Republican House leaders expect to vote on two immigration bills next week that could give so called "Dreamers" permanent legal status in this country.

Even if they pass, the measures would still need to get through the Senate and that doesn't sound very promising. The Senate rejected three such measures in February, including one supported by the White House.

Roughly 33,000 New York State residents are among nearly 700,000 "Dreamers" in the country who watch and wait, hopeful and skeptical, many hardened a bit by their struggle.

"I do clearly remember going through immigration on the car," Zuleima Dominguez told NY1, "the immigration agent going with the lamp on the car, putting the light on our faces."

Dominguez remembers being smuggled over the Mexican border. Her parents paid strangers to pretend she was theirs when she was just seven years old.

Javeria Ahmed was seven months old when her parents brought her here from Pakistan and overstayed their tourist visa.

"We ended up in immigration court," Javeria explained. "My parents sat me down and told me the whole thing.
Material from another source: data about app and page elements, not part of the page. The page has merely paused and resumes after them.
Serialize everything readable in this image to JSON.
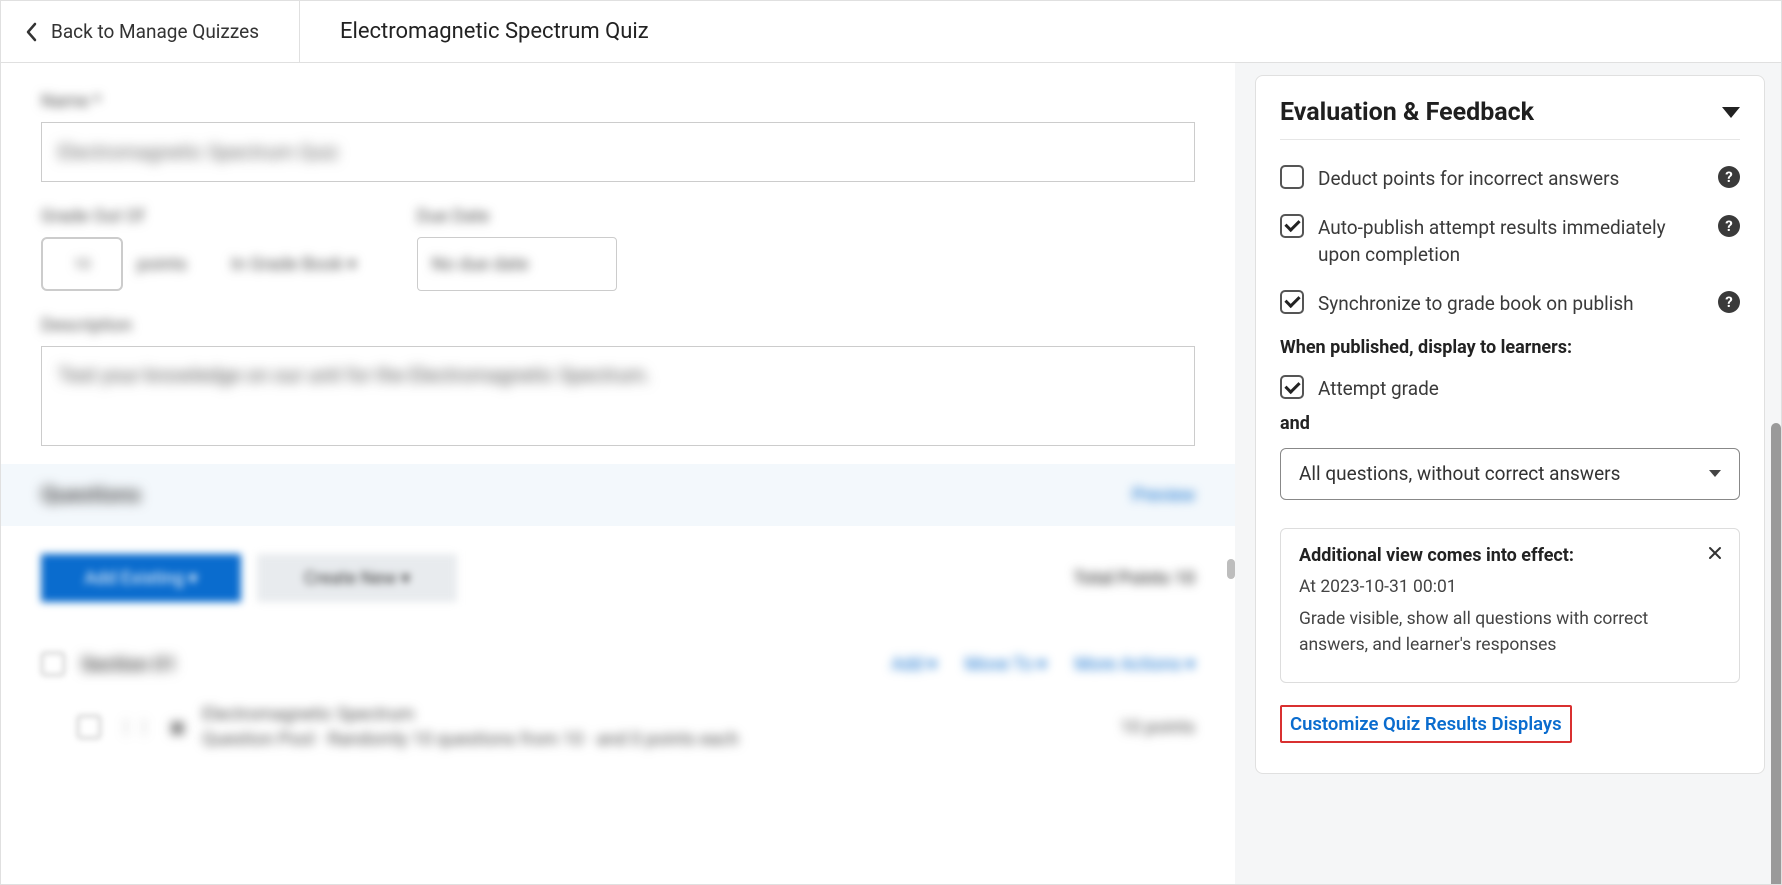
{
  "header": {
    "back_label": "Back to Manage Quizzes",
    "title": "Electromagnetic Spectrum Quiz"
  },
  "left": {
    "label_name": "Name *",
    "name_value": "Electromagnetic Spectrum Quiz",
    "label_grade": "Grade Out Of",
    "grade_value": "10",
    "grade_suffix": "points",
    "grade_link": "In Grade Book ▾",
    "label_due": "Due Date",
    "due_placeholder": "No due date",
    "label_description": "Description",
    "description_text": "Test your knowledge on our unit for the Electromagnetic Spectrum.",
    "section_heading": "Questions",
    "preview_label": "Preview",
    "btn_add": "Add Existing ▾",
    "btn_create": "Create New ▾",
    "total_points": "Total Points 10",
    "row1_label": "Section 01",
    "row1_link1": "Add ▾",
    "row1_link2": "Move To ▾",
    "row1_link3": "More Actions ▾",
    "row2_title": "Electromagnetic Spectrum",
    "row2_sub": "Question Pool · Randomly 10 questions from 10 · and 0 points each",
    "row2_pts": "10 points"
  },
  "panel": {
    "title": "Evaluation & Feedback",
    "cb_deduct": "Deduct points for incorrect answers",
    "cb_autopub": "Auto-publish attempt results immediately upon completion",
    "cb_sync": "Synchronize to grade book on publish",
    "subhead_display": "When published, display to learners:",
    "cb_attempt": "Attempt grade",
    "and_label": "and",
    "select_value": "All questions, without correct answers",
    "info_title": "Additional view comes into effect:",
    "info_date": "At 2023-10-31 00:01",
    "info_detail": "Grade visible, show all questions with correct answers, and learner's responses",
    "customize_link": "Customize Quiz Results Displays"
  }
}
It was really confusing."

In 2012, they both applied for protection under Deferred Action for Childhood Arrivals, or DACA, created by President Obama.

It allows undocumented immigrants brought to the United States illegally as children the right to work or study without fear of deportation.

"Opportunities came like falling from the sky, I guess," Zuleima said.

But now their futures are even more uncertain.

President Donald Trump ended DACA on March 5, and Congress has been unable to agree on how to renew it.

The courts are keeping it in place for now, saying President Trump's legal justification for shutting it down was unlawful and unexplained.

"He [President Trump] made my life really tough for a while," Javeria said.

Both are hoping for careers that would help other immigrants in similar situations.

Javeria just graduated from Cardozo Law School and said, "It's going to make me a stronger advocate for these people because I've been there and I know it makes me want to fight so hard and not give up."

Zuleima works full time cleaning a shelter and is a senior at Hunter College. She says she wants to give back to her community.

"Maybe work with undocumented immigrants that also identify as queer or part of the LGBTQ community," she said.

Her aspirations though are even bigger.

"Maybe one day, who knows, run for office one day when I get my papers," Zuleima said.

That seems even further from reality now: In a new development, NBC News is reporting that Trump's Justice Department now wants a federal court in Texas to declare DACA illegal. That would conflict with three other federal rulings and could send the case the Supreme Court.